## WORK REQUEST
Repeat the listing below in full and exactly. Pictures are to be omitted.

——————

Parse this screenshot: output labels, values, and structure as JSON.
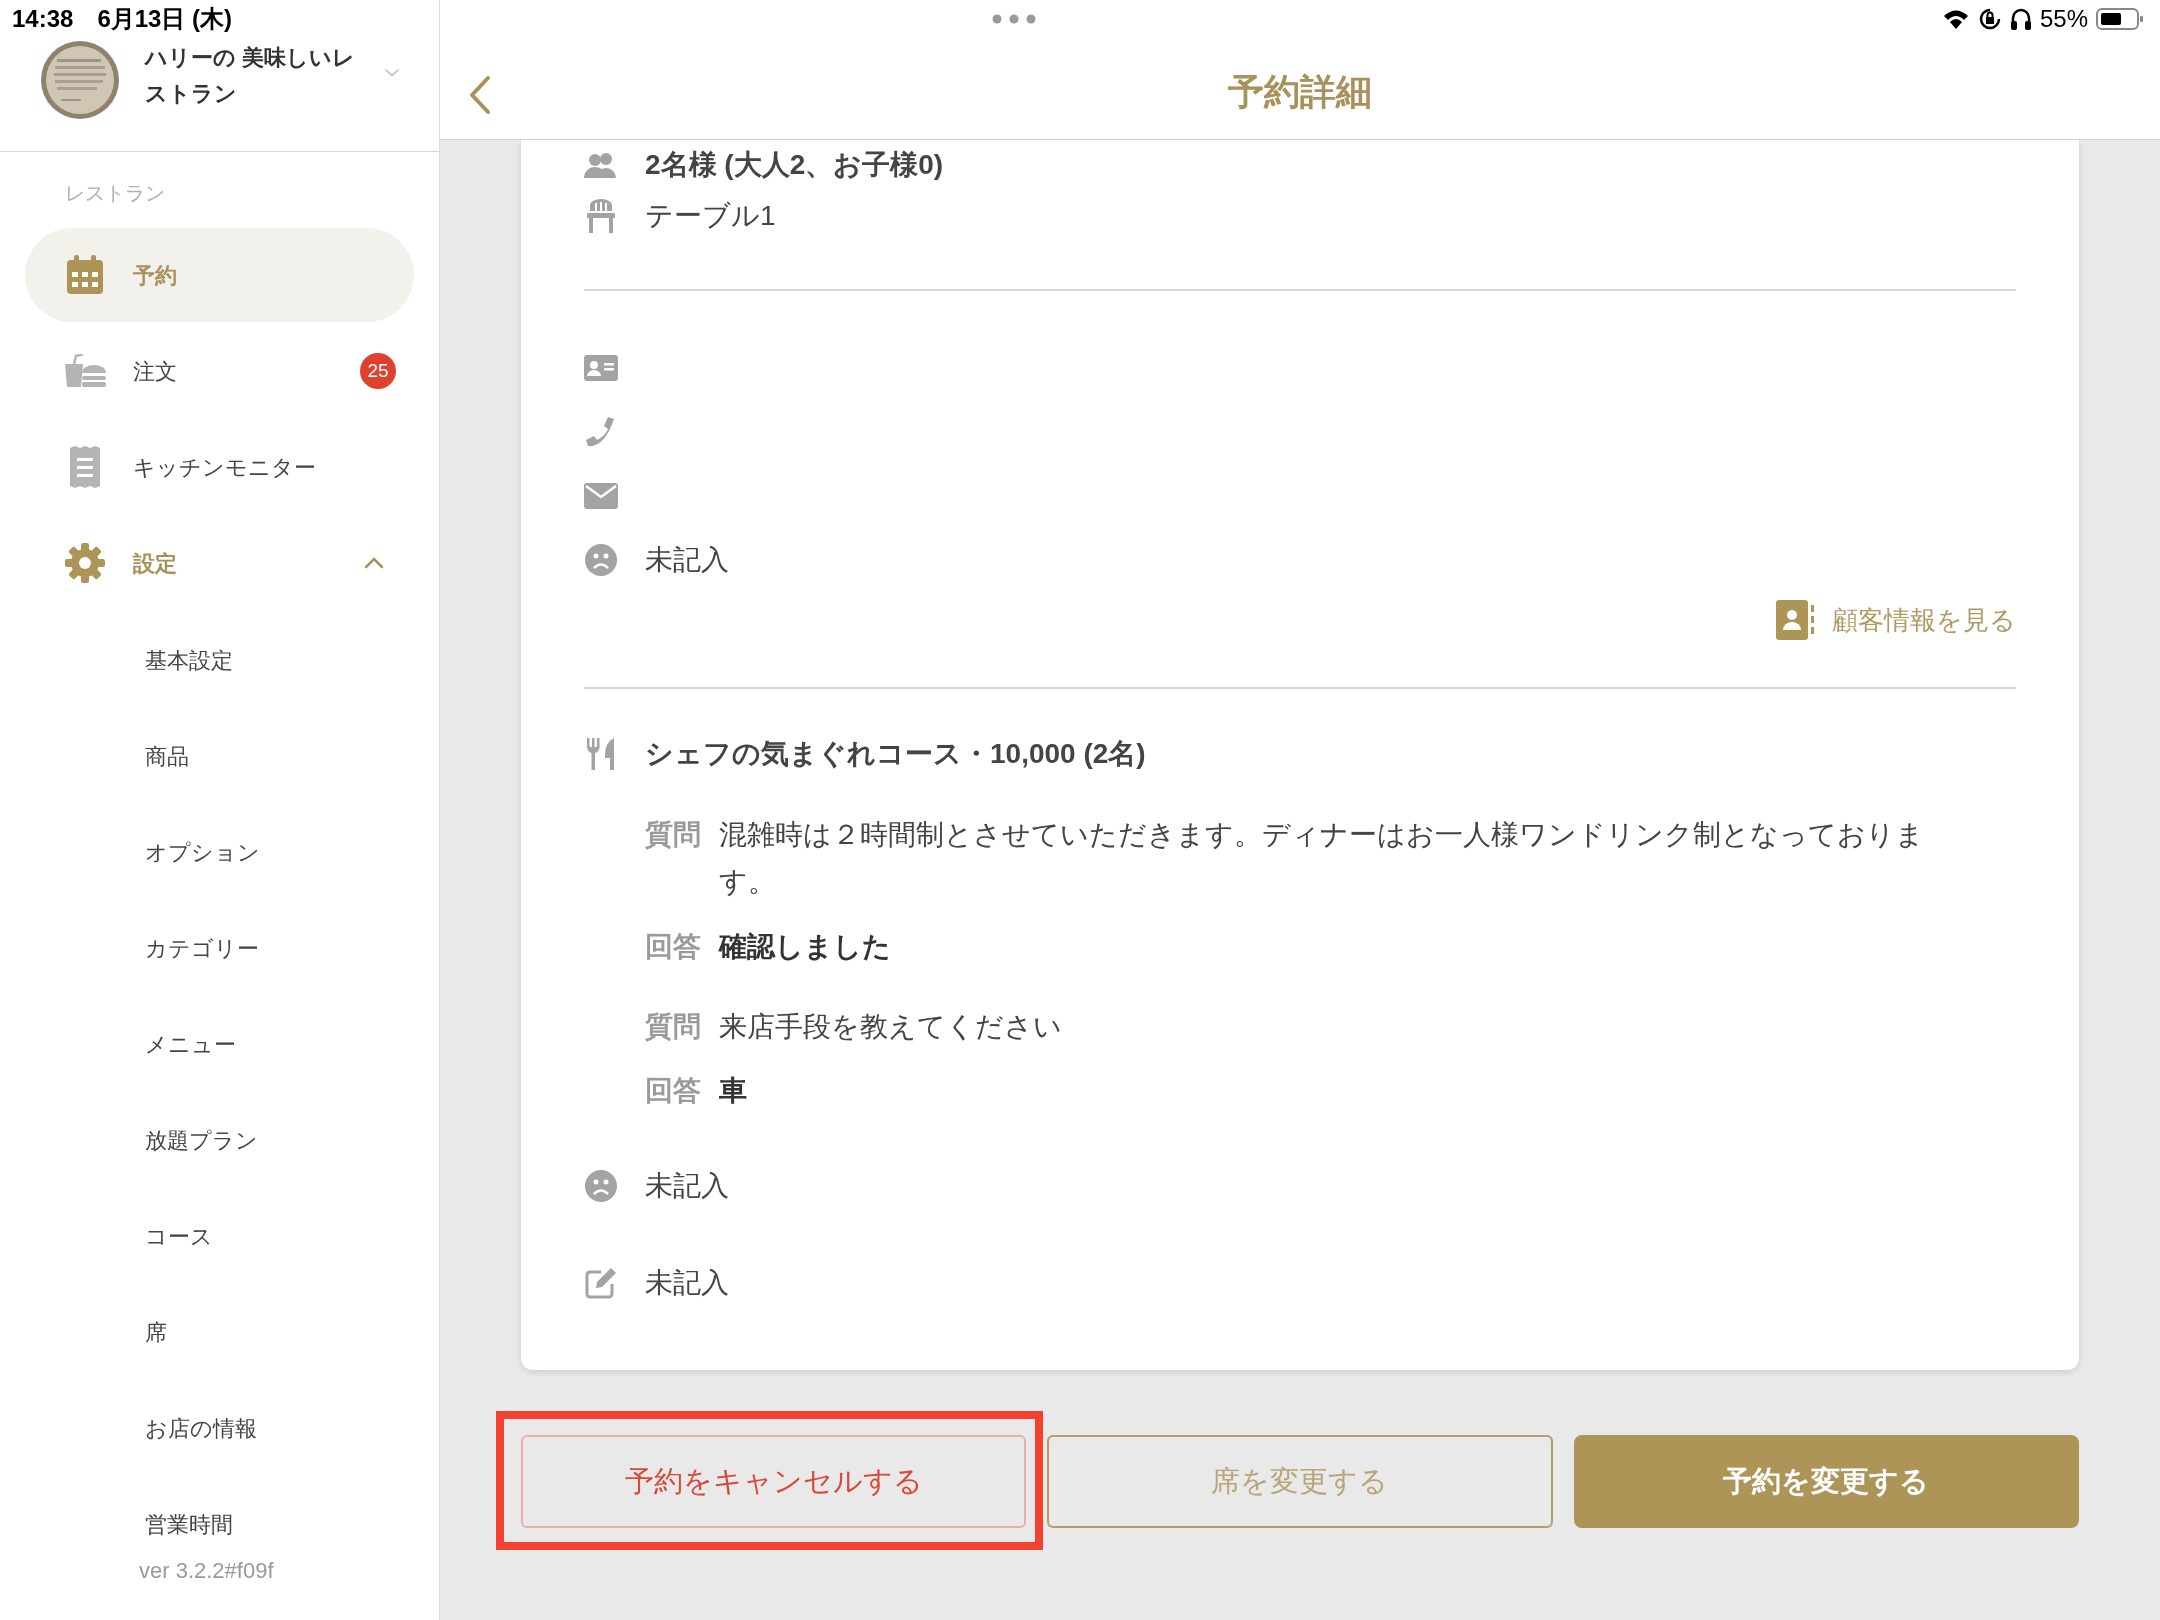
{
  "status_bar": {
    "time": "14:38",
    "date": "6月13日 (木)",
    "battery": "55%"
  },
  "sidebar": {
    "restaurant_name": "ハリーの 美味しいレストラン",
    "section_label": "レストラン",
    "items": [
      {
        "label": "予約",
        "kind": "calendar",
        "selected": true
      },
      {
        "label": "注文",
        "kind": "food",
        "selected": false,
        "badge": "25"
      },
      {
        "label": "キッチンモニター",
        "kind": "receipt",
        "selected": false
      },
      {
        "label": "設定",
        "kind": "gear",
        "selected": false,
        "expanded": true,
        "children": [
          {
            "label": "基本設定"
          },
          {
            "label": "商品"
          },
          {
            "label": "オプション"
          },
          {
            "label": "カテゴリー"
          },
          {
            "label": "メニュー"
          },
          {
            "label": "放題プラン"
          },
          {
            "label": "コース"
          },
          {
            "label": "席"
          },
          {
            "label": "お店の情報"
          },
          {
            "label": "営業時間"
          }
        ]
      }
    ],
    "version": "ver 3.2.2#f09f"
  },
  "header": {
    "title": "予約詳細"
  },
  "detail": {
    "booking_rows": [
      {
        "kind": "party",
        "text": "2名様 (大人2、お子様0)"
      },
      {
        "kind": "seat",
        "text": "テーブル1"
      }
    ],
    "customer_rows": [
      {
        "kind": "id"
      },
      {
        "kind": "phone"
      },
      {
        "kind": "mail"
      },
      {
        "kind": "unknown",
        "text": "未記入"
      }
    ],
    "customer_link": "顧客情報を見る",
    "course": {
      "title": "シェフの気まぐれコース・10,000 (2名)",
      "qa": [
        {
          "question_label": "質問",
          "question": "混雑時は２時間制とさせていただきます。ディナーはお一人様ワンドリンク制となっております。",
          "answer_label": "回答",
          "answer": "確認しました"
        },
        {
          "question_label": "質問",
          "question": "来店手段を教えてください",
          "answer_label": "回答",
          "answer": "車"
        }
      ]
    },
    "note_rows": [
      {
        "kind": "unknown",
        "text": "未記入"
      },
      {
        "kind": "memo",
        "text": "未記入"
      }
    ]
  },
  "buttons": [
    {
      "label": "予約をキャンセルする",
      "kind": "danger",
      "highlighted": true
    },
    {
      "label": "席を変更する",
      "kind": "outline",
      "highlighted": false
    },
    {
      "label": "予約を変更する",
      "kind": "primary",
      "highlighted": false
    }
  ]
}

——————

## FINISHED TASK
Parse this screenshot: output labels, values, and structure as JSON.
{
  "status_bar": {
    "time": "14:38",
    "date": "6月13日 (木)",
    "battery": "55%"
  },
  "sidebar": {
    "restaurant_name": "ハリーの 美味しいレストラン",
    "section_label": "レストラン",
    "items": [
      {
        "label": "予約",
        "kind": "calendar",
        "selected": true
      },
      {
        "label": "注文",
        "kind": "food",
        "selected": false,
        "badge": "25"
      },
      {
        "label": "キッチンモニター",
        "kind": "receipt",
        "selected": false
      },
      {
        "label": "設定",
        "kind": "gear",
        "selected": false,
        "expanded": true,
        "children": [
          {
            "label": "基本設定"
          },
          {
            "label": "商品"
          },
          {
            "label": "オプション"
          },
          {
            "label": "カテゴリー"
          },
          {
            "label": "メニュー"
          },
          {
            "label": "放題プラン"
          },
          {
            "label": "コース"
          },
          {
            "label": "席"
          },
          {
            "label": "お店の情報"
          },
          {
            "label": "営業時間"
          }
        ]
      }
    ],
    "version": "ver 3.2.2#f09f"
  },
  "header": {
    "title": "予約詳細"
  },
  "detail": {
    "booking_rows": [
      {
        "kind": "party",
        "text": "2名様 (大人2、お子様0)"
      },
      {
        "kind": "seat",
        "text": "テーブル1"
      }
    ],
    "customer_rows": [
      {
        "kind": "id"
      },
      {
        "kind": "phone"
      },
      {
        "kind": "mail"
      },
      {
        "kind": "unknown",
        "text": "未記入"
      }
    ],
    "customer_link": "顧客情報を見る",
    "course": {
      "title": "シェフの気まぐれコース・10,000 (2名)",
      "qa": [
        {
          "question_label": "質問",
          "question": "混雑時は２時間制とさせていただきます。ディナーはお一人様ワンドリンク制となっております。",
          "answer_label": "回答",
          "answer": "確認しました"
        },
        {
          "question_label": "質問",
          "question": "来店手段を教えてください",
          "answer_label": "回答",
          "answer": "車"
        }
      ]
    },
    "note_rows": [
      {
        "kind": "unknown",
        "text": "未記入"
      },
      {
        "kind": "memo",
        "text": "未記入"
      }
    ]
  },
  "buttons": [
    {
      "label": "予約をキャンセルする",
      "kind": "danger",
      "highlighted": true
    },
    {
      "label": "席を変更する",
      "kind": "outline",
      "highlighted": false
    },
    {
      "label": "予約を変更する",
      "kind": "primary",
      "highlighted": false
    }
  ]
}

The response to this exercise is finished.